She then snagged the food from inside the tube.
Not so, according to new studies. In fact, we are finding that learning is passed on from parent to offspring far more often than not and that most animals engage in all kinds of learned experience brought on by continued experimentation.
Elephants will often stand next to their dead kin for days, occasionally touching their bodies with their trunks. They feel pain, suffer and experience stress, affection, excitement and even love -- and these findings are changing how we view animals. Now we know that geese have to teach their goslings their migration routes.
An orangutan named Chantek who lives at the Atlanta Zoo used a mirror to groom his teeth and adjust his sunglasses.
Siviy, a behavioral scientist at Gettysburg College in Pennsylvania, asks a question increasingly on the minds of other researchers. Tool-making and the development of sophisticated language skills are just two of the many attributes we thought were exclusive to our species.
We also know that animals play, especially when young. Pressured by animal rights activists and by growing public support for the humane treatment of animals, these companies have financed research into, among other things, the emotional, mental and behavioral states of our fellow creatures.
Recent studies in the brain chemistry of rats show that when they play, their brains release large amounts of dopamine, a neurochemical associated with pleasure and excitement in human beings.
Other funding sources have fueled the growing field of study into animal emotions and cognitive abilities. Animals, it appears, experience grief. Some philosophers and animal behaviorists have long argued that other animals are not capable of self-awareness because they lack a sense of individualism.
Researchers repeated the experiment and she fashioned a hook out of the wire nine of out of 10 times. What these researchers are finding is that many of our fellow creatures are more like us than we had ever imagined. On human IQ tests, she scores between 70 and Both chose the hooked wire.“A Change of heart About Animals”, by Jeremy Rifkin, is an article where he argues how animals have feelings and should have their own rights.
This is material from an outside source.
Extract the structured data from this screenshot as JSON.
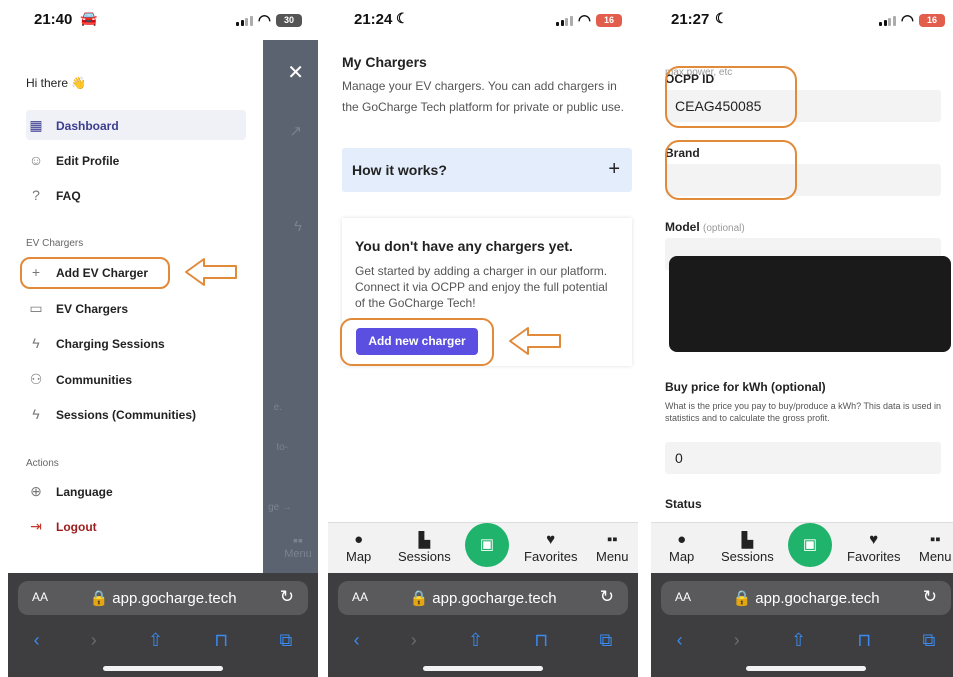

He describes how animals have the ability to learn. What he doesn’t do is describe animals as a lower class, but as “Our fellow creatures” so he states in his article.
In “A Change of Heart about Animals” Jeremy Rifkin says that animals have the same human qualities that humans have. And with that they deserve more if not the same amount of respect as human beings.
I would personally like to thank Jeremy Rifkin for his earth-shaking findings published in “A Change of Heart about Animals”. Without Rifkin’s article, I never would have realized that animals can experience pain, suffering, and affection (2).
And at the end, as last heart warming pathos appeal, Rifkin gives colorful examples of the horrible treatments that some animals must go trough like painful laboratory experiments, inhumane conditions and slaughter. In a LA times editorial,”A Change of Heart About Animals,” Jeremy Rifkin, author of the Biotech Century, persuasively argues that” animals feel pain, suffer and experience stress, affection, excitement, and even love and.
to analyze “A Change of Heart About Animals,” which presents summaries of a number of scientific studies of animal behavior and argues that sci- ence is showing us that animals are far more like humans than we used to.Download